Arctic Yearbook 2014 - Page 330

330 Arctic Yearbook 2014   market based economy successfully integrated into the world economy, creating an extreme dependency on domestic resources. The exploitation of marine resources has therefore played a dominant role in the social, political and economic life on the islands for over a century and still does (Joensen 1992b; Justinussen 1999; Mørkøre 1991; OECD 2011). However, for almost 15 years, oil and gas exploration has taken place in the Faroese waters. So far, no economically viable reserves have been found, yet the Faroe Islands have still benefitted from these activities by creating a thriving knowledge-based economy related to the offshore energy sector. This offshore sector is now operating not just in the Faroes, but also worldwide. The important point is that this new energy sector is not competitive because of domestic natural resources, because none have been found yet. It is competitive because of the knowledge and expertise that has been developed since exploration began, thus breaking with the previous development path.
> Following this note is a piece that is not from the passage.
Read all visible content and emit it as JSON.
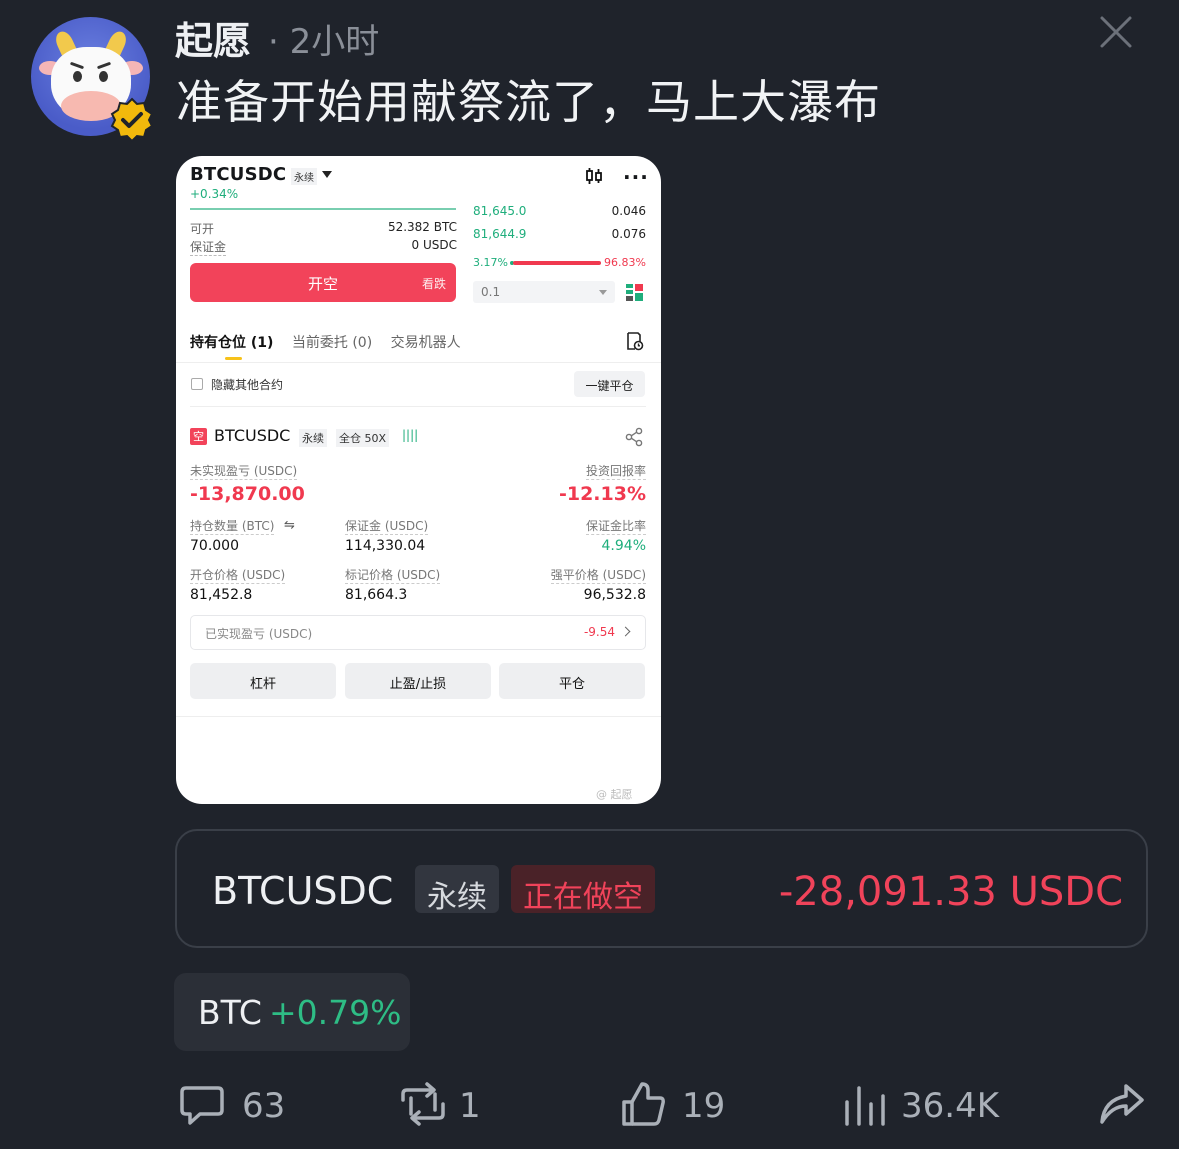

In this section we shall look at the role of knowledge institutions in this development. The Faroe Islands has a centuries-old tradition of regionally important knowledge-building institutions that contributed to the level of human capital apparent today. Faroese formal academic education dates back at least as far as to the priest college in Kirkjubø that educated King Sverri of Norway in the 1200s (Debes 2000; Young 1982). After the Reformation, this centre of learning was closed down, and a Latin school was established in Tórshavn. It was a tiny school, steeped in poverty, and almost eradicated by small pox in 1709, but a school with far reaching consequences for the development of the entire Faroese society, and beyond (Debes 2000). It is possible to divide the evolution of modern Faroese academic institutions into four distinct phases, beginning with the Latin school. The Historical Evolution of Faroese Academic Institutions The first phase emerges with the creation of the Latin school in the 1500s. The main purpose of this school was to recruit and train candidates for the clergy. Young boys were educated and prepared for later university studies in Copenhagen (Denmark) or Bergen (Norway), where they could become educated as priests. However, the school produced an excess of ‘graduates’, and only a small fraction of them left the country for further studies. The majority went back home to their villages, where they taught others to read and write. Many of these candidates became Sheriffs (Síðslumaður), Law Men (Løgmaður), Law-officers (Løgrættarmenn), administrators, and others engaged in trade. Thus the unintended consequence of the Latin school was a society-wide education of the people and the creation of a Faroese elite (Debes 2000; Hentze 2000) with direct ties, through classmates, abroad, creating a domestic and international “brain circulation”. The second phase occurred during the social transformation from an agricultural to a fishery society in the second half of the 1800s (Joensen 1992a). The Latin school had closed down and new educational demands had emerged as commercial fishery continued to develop. By the end of the 19th century, compulsory public education was introduced, and a teacher college was established (Holm 1970). Even the remotest villages were guaranteed education through a travelling teacher system (Petersen, 1994). This was a huge step forward and created the basis for further education in the professional schools that followed. Smits, Bertelsen & Justinussen